Tuesday, 9 December 2014

Autobiographical Memory Changes Across Retellings

Misia Temler
My name is Misia Temler and I am a forensic psychologist and a PhD candidate in Cognitive Science supervised by Professor Amanda Barnier, Professor John Sutton, and Associate Professor Doris McIlwain at Macquarie University in the ARC Centre of Excellence in Cognition and its Disorders. My PhD research investigates how our memory of recent personal events changes over subsequent retellings.

Take a moment to remember your 21st birthday or other milestone birthday, or first date with your current partner. These events are often remembered quite vividly in detail as they are typically emotional, salient, and have frequently been retold on numerous occasions. Would it surprise you that some of these seemingly vivid details can change in just a week when you retell your event? Perhaps on your first date your partner wore a red shirt and not a blue shirt, or maybe that first date actually took place at noon and not in the evening. Did you feel happy and excited or did you feel stressed and anxious? Through my research, these are exactly the type of changes I have found people make when retelling their memories just one week after their initial recollection.

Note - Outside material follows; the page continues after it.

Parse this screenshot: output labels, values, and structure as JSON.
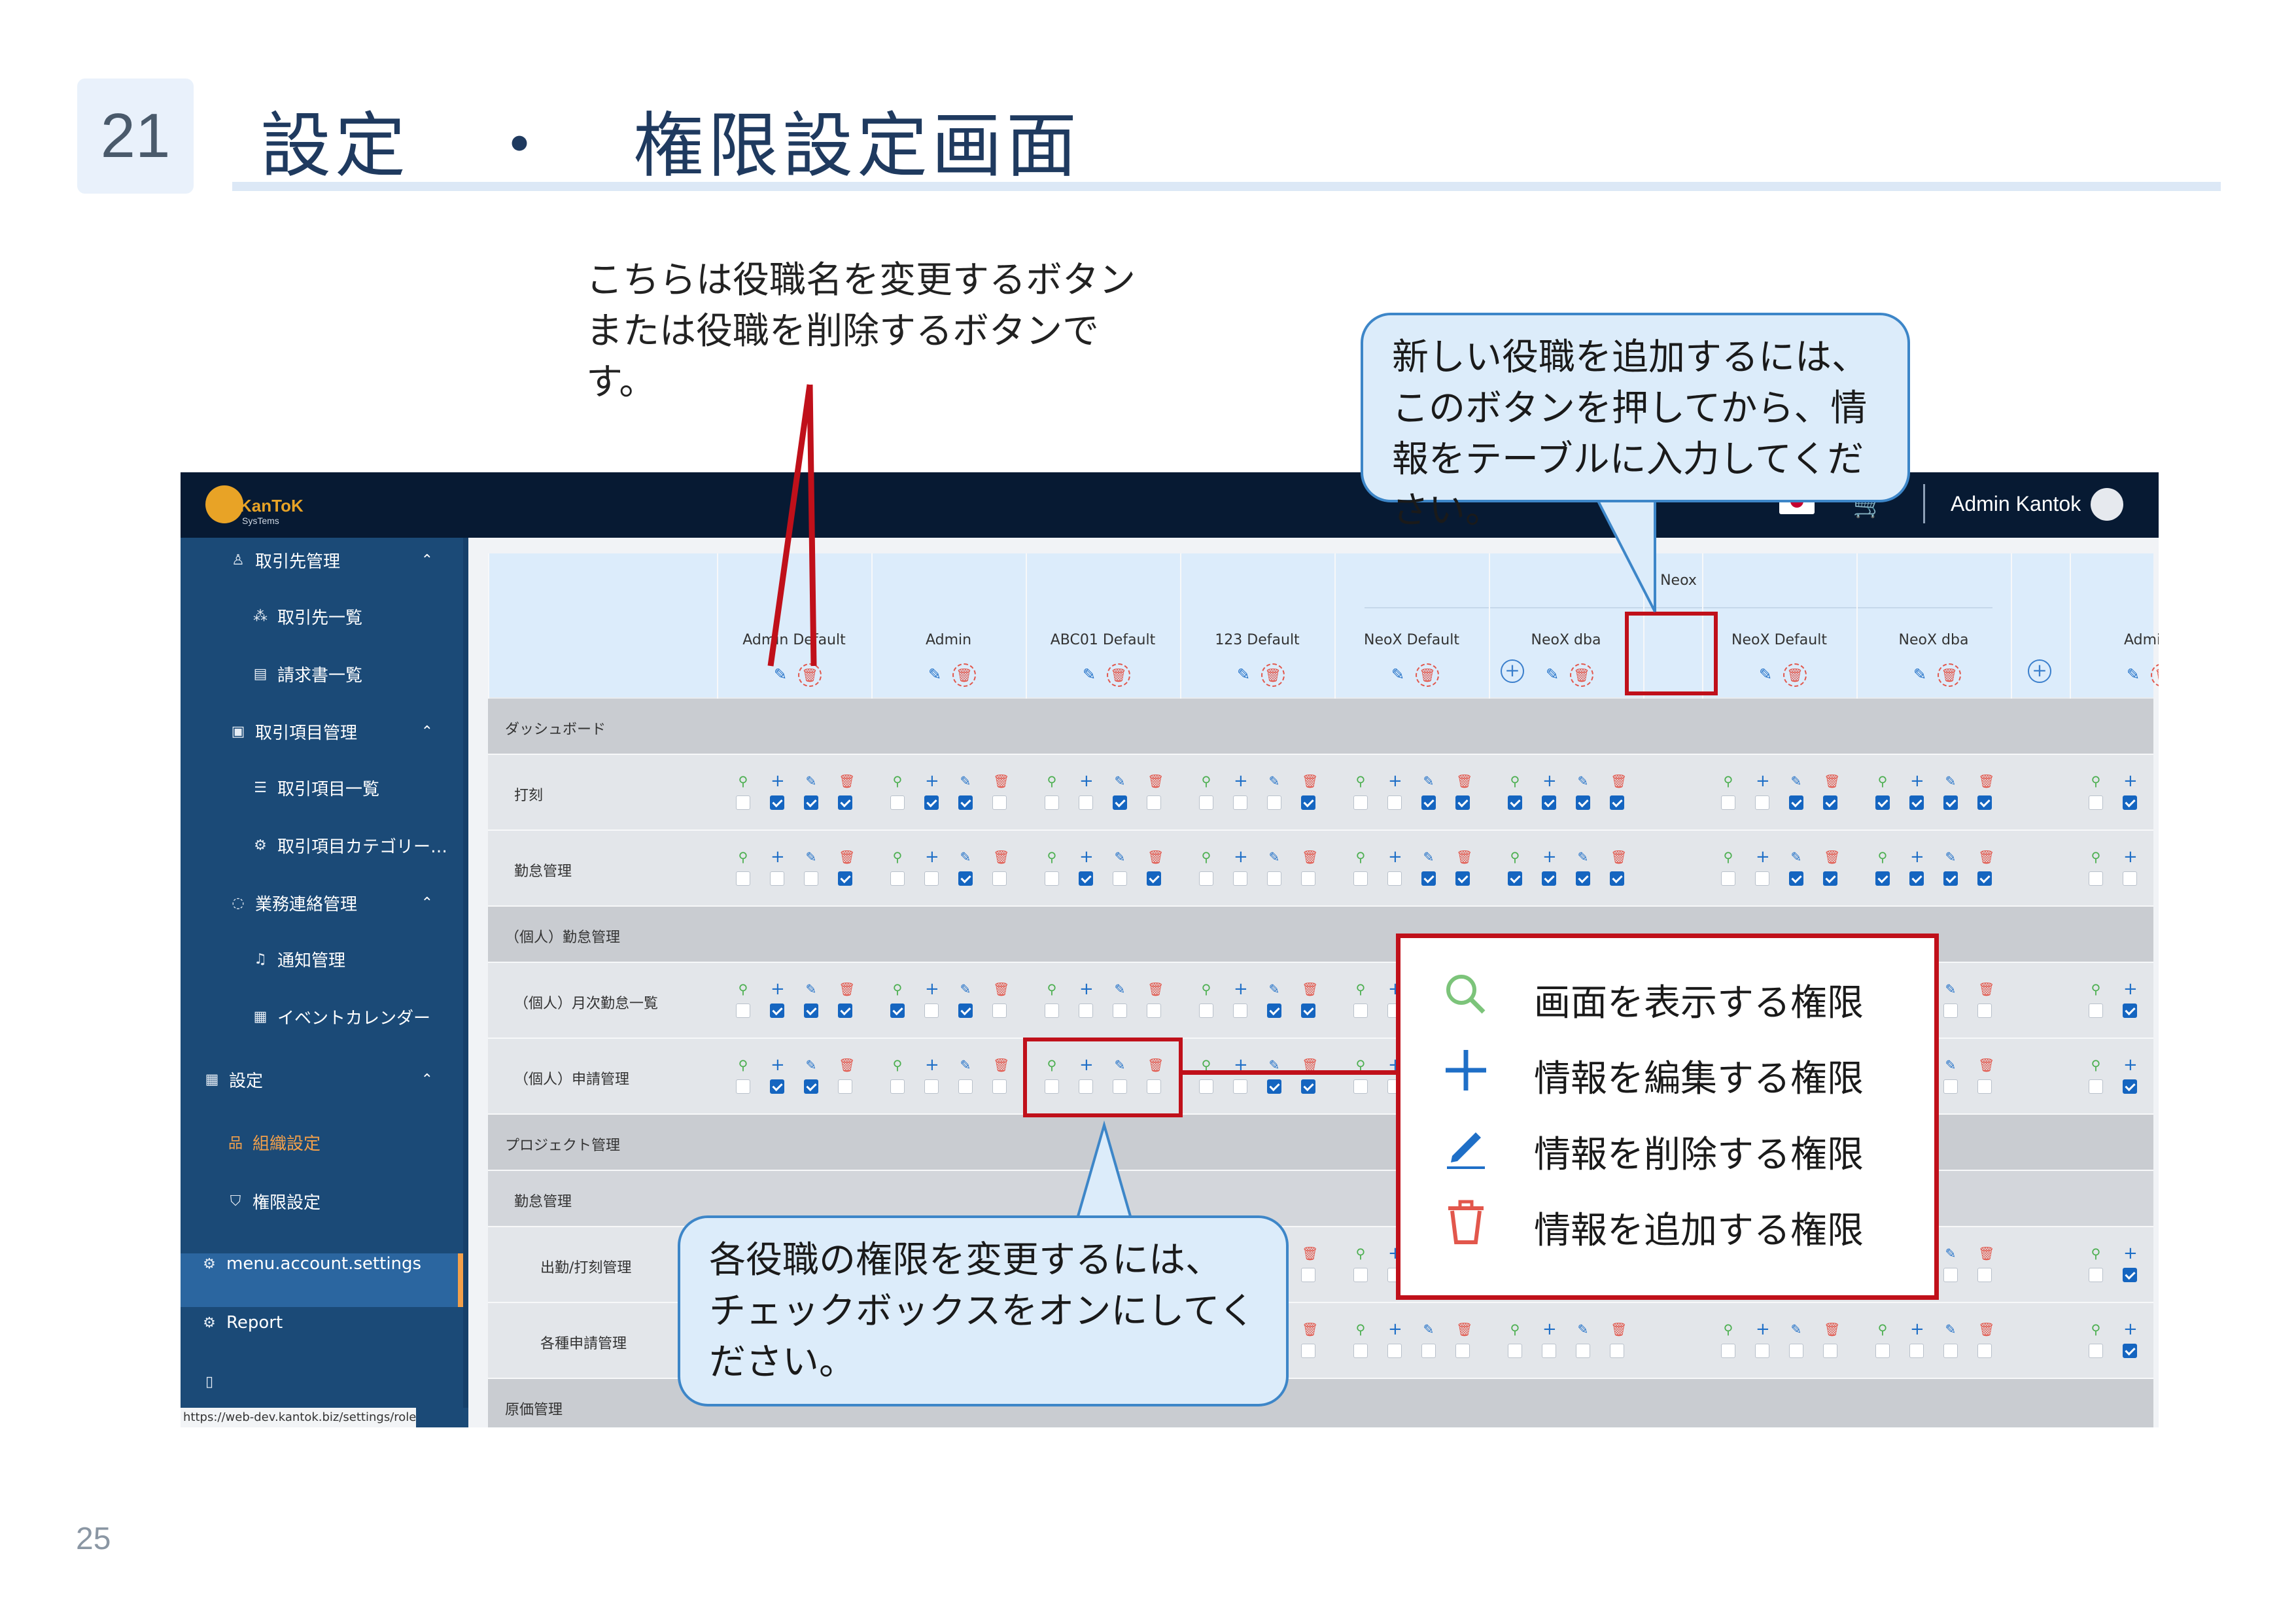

This is because memory does not work like a video recorder. It does not offer unedited playback of each event we have experienced. Our memory of past events is actually more like a perpetually changing kaleidoscope, where details of memories of previous experiences are continually rearranged to form a momentarily suspended pattern of memories of a certain event only to be rearranged again for next retrieval. Our memory is dynamic and reconstructive (Conway & Pleydell-Pearce 2000). Our personality, experiences, motivation, emotion, social influences (Barnier, Sutton, Harris, & Wilson 2008), and general interpretation of how the world works all impact and colour our past each time we remember.